With that, today I’m going to focus on retooling some old ideas I’ve had for post-apocalyptic settings. Effects of radiation, as well as enfeebled equipment and ruins of buildings are given some spit and polish. Plus, I wanted to bring back a fair share of gruesome and ghoulish creatures I had worked on in the past. Whether it’s an elemental power of radiation itself or the many mutants that is probably created, there are tons of familiar faces. While I wanted to make a scrapping based craft mechanic, I couldn’t really settle on a base craft mechanic. To be fair, neither has core D&D really. And until we have an expanded idea, there are tons of concepts floating throughout the web. So, I’ll likely come back to that in the future.
Author’s Note: Here’s something I’ve been wanting to do for a while! In fact, it’s part 1 for that matter. Expect a heaping helping of horrifying mutants within the next couple of days to next week! Stay glowing, my radioactive muties!
Welcome back, gamers! I usually homebrew stuff and this is a complete change of pace for me. That said, I’ve been meaning to write pieces examining things within games in addition to homebrew. As it is, I’ve branched out with gaming recaps and those seem to reach some sort of audience, so I’ll continue to experiment. That said, homebrewing is still my prime focus.
Back on topic, last time I opened up the carnival by looking at why I think people like darker genres and topics in their games! Today’s post is deeper focus on dark settings in regards to conflict; whether it’s problems from society, the self, the environment or even forces beyond our control. One can’t have a darker story without extreme conflict, to the point it’s usually quite oppressive, or repressive in some cases. Sure, there are more examples than what I’m talking about, but I could go on and on about that. Also, I like rambling some anecdotes about old games I’ve played it, because I really love sharing gaming stories with everyone when I get the chance!
Author’s Note: I know, it’s a change of pace. Like I said, I’m not abandoning homebrewing. I promise. Also, this one is a little more mature oriented than other posts, touching upon rougher subjects.

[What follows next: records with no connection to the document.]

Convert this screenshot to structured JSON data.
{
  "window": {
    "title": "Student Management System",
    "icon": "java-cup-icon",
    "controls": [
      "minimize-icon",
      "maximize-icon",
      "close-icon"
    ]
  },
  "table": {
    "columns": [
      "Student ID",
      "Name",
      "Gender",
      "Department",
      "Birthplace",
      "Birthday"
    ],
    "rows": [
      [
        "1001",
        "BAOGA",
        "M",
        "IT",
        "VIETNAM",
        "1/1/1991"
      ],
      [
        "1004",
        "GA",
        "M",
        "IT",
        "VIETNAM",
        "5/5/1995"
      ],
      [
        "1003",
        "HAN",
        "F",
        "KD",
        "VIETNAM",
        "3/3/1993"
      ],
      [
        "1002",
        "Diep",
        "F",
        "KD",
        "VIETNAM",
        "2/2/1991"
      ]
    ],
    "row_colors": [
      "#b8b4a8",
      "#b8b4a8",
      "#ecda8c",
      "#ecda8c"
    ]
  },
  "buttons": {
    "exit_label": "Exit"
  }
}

While I enjoy tons of heroic settings with noble characters ensuring good in the world, I’ve always loved truly grim and dour settings. I speak of worlds that fit the “GRIMDARK” moniker that’s been affectionately used. For those who don’t get the reference, it refers to Games Workshop’s Warhammer 40K tagline, which states that “In the grim darkness of the far future, there is only war!” I’m speaking of places blighted by impossible evils, dystopias where any sort of righteousness and passion is repressed, a sinister universe that is out to destroy you, nuked out wastelands where the remains of society struggle to continue or scrap the last bits of the old ones… but you get the point.
So, why is my theme essentially “dark settings and dark themes”? Sounds depressing, I know. After all, spending too much time in an overly dark and oppressive world can wear one down, right? Not exactly! There are many reasons why dark settings are truly fascinating. Before I turn the carnival over to you, let’s take a look at why starker settings can be awesome. (Or if you prefer, skip down to the bold text.)